“Shall we get a table?” he asked.
As I turned to walk toward the table, my mouth gaped open in disbelief, as though I were protesting to some unseen observer, can you believe this? It was deception, plain and simple. What was he thinking? That his sparkling personality would so charm me that I wouldn’t mind being lured with misleading pictures?
“Do you want food?” the waiter asked.
I hadn’t eaten dinner, but I wanted to get out of there as quickly as possible. Mr. Misrepresentation wanted to know if the fingerling potatoes were French fries. Then he wanted to know if the wine bar had French fries.
“I really like French fries,” he announced.
I kept looking at him, trying to reconcile the person in front of me with the person in his photos. I asked him how many women he’d been out with from the dating website.
“More than two and less than 50,” he said. His profile said he was a lawyer. He’d graduated law school a year ago but failed the bar. More misrepresentation.
“Such a lawyerly answer,” I said.
He went into a long-winded explanation of how he didn’t keep a scorecard but finally said, “Nine or 10. You?”
“The same.” He was date No. 9.
“And how many of those were total jerks you couldn’t wait to get away from?”
“Three.” I didn’t even have to think about it.
Though talking about other online dates is not the way to go when you’re on an online date, I didn’t care, and I willingly launched into my stories. After telling him about the two most obnoxious guys, I said, “and some people are deceptive.”
Then I stared down at my salad.
“Are you trying to say something about me?”
I looked up at him and started reeling all over again.
“Do you think you look like your pictures?”
“Well, I’ve gained a few pounds.”
A few pounds?
“You should put a more recent picture up,” I said, looking back down at my salad.
The waiter eventually brought the check in a small glass. Mr. Misrepresentation stared at it for a while, then he took out his credit card and put it into the glass.
I did nothing. I still felt angry and disappointed. After sitting there for more than an hour, making conversation and forcing myself to get through the date, I had to say something before I left.
“You know, you really don’t look like your pictures.”
There. I said it.
“I think I am how I describe myself,” he said.
“You weren’t what I was expecting at all.” He needed to hear it. “When was that surfing picture of you taken?”
“Four years ago. But the caption says 2007,” he said defensively.
“I don’t want to be mean, really,” I said. “I don’t want to hurt your feelings. But right now you’re setting it up for both people to get disappointed. I can’t believe I’m the first person to feel this way, though I might be the first one honest enough to say it.”
“I’m not a thin person,” I said, “but I look like my picture.” To which he responded with some faint noise in his throat as though he were vaguely implying I didn’t.

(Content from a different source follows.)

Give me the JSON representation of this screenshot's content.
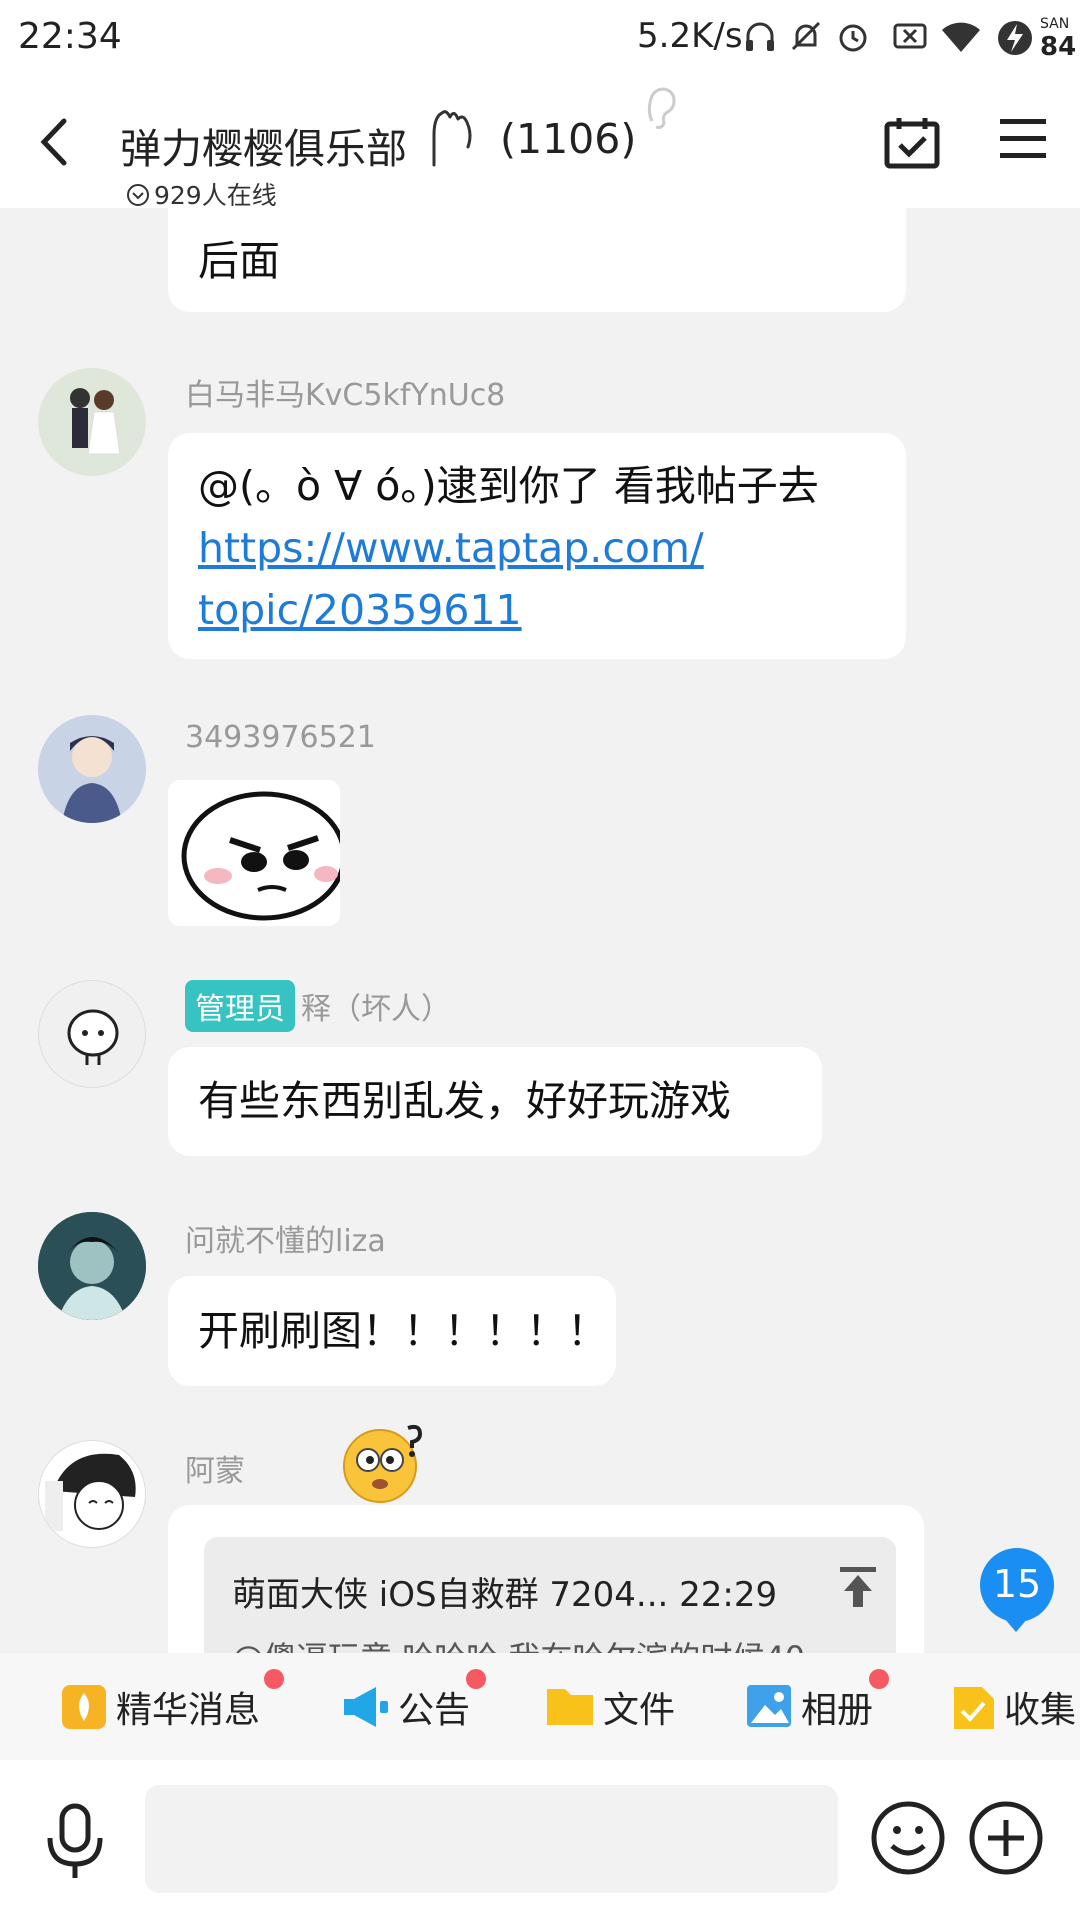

Was I a horrible, superficial shrew? No, I was tired of being deceived, of being a once-hopeful dater worn down by exaggerations about height, omissions about children and divorces, and, most disappointing of all, false representation of one’s readiness to be in a committed relationship. So many guys looking for some action masqueraded as seekers of relationships, of girlfriends, of “partners in crime,” even soul mates. If he would lie to me about this, what else would he lie about? I needed more than physical attraction. I needed honesty.

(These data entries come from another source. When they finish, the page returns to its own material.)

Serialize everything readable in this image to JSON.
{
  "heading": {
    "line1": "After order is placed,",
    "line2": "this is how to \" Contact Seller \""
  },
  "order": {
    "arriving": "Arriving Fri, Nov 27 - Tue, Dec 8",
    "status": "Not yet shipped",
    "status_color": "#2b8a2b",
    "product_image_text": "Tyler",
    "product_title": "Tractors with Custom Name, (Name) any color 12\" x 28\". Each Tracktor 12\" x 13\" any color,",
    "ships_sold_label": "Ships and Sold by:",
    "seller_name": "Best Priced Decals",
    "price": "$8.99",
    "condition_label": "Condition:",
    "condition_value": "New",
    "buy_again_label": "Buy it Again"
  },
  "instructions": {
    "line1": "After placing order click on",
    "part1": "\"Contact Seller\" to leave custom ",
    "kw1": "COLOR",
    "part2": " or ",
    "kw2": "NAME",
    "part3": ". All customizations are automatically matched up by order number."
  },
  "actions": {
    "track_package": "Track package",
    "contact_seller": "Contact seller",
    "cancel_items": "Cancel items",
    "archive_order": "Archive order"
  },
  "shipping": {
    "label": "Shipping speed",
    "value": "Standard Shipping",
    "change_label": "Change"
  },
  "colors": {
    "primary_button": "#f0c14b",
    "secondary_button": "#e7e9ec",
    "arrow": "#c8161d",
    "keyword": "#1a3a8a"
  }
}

“I’m gonna get going,” I said. “Thanks for taking me out.”
I stood up and grabbed my jacket.
“You’re leaving?” he said, incredulous. “You’re just going to walk out?”
I started to walk away, and he shouted after me, “And you’re going to stick me with the bill?”
I walked as fast as I could out the door.
The next day, I went online to reconcile the image he presented with what I’d seen. Only he’d taken down every photo and put up a more recent, more accurate shot of a heavier him wearing a baggy black shirt and standing next to Wayne Knight, the comic actor who played Newman on Seinfeld. Seriously. The caption read, “What you see is what you get.”
Lisa Poliak is completing a memoir, “Bossy in Bed.” L.A. Affairs chronicles dating, romance and relationships. Past columns are archived at latimes.com/laaffairs. If you have comments to share or a story to tell, write us at firstname.lastname@example.org.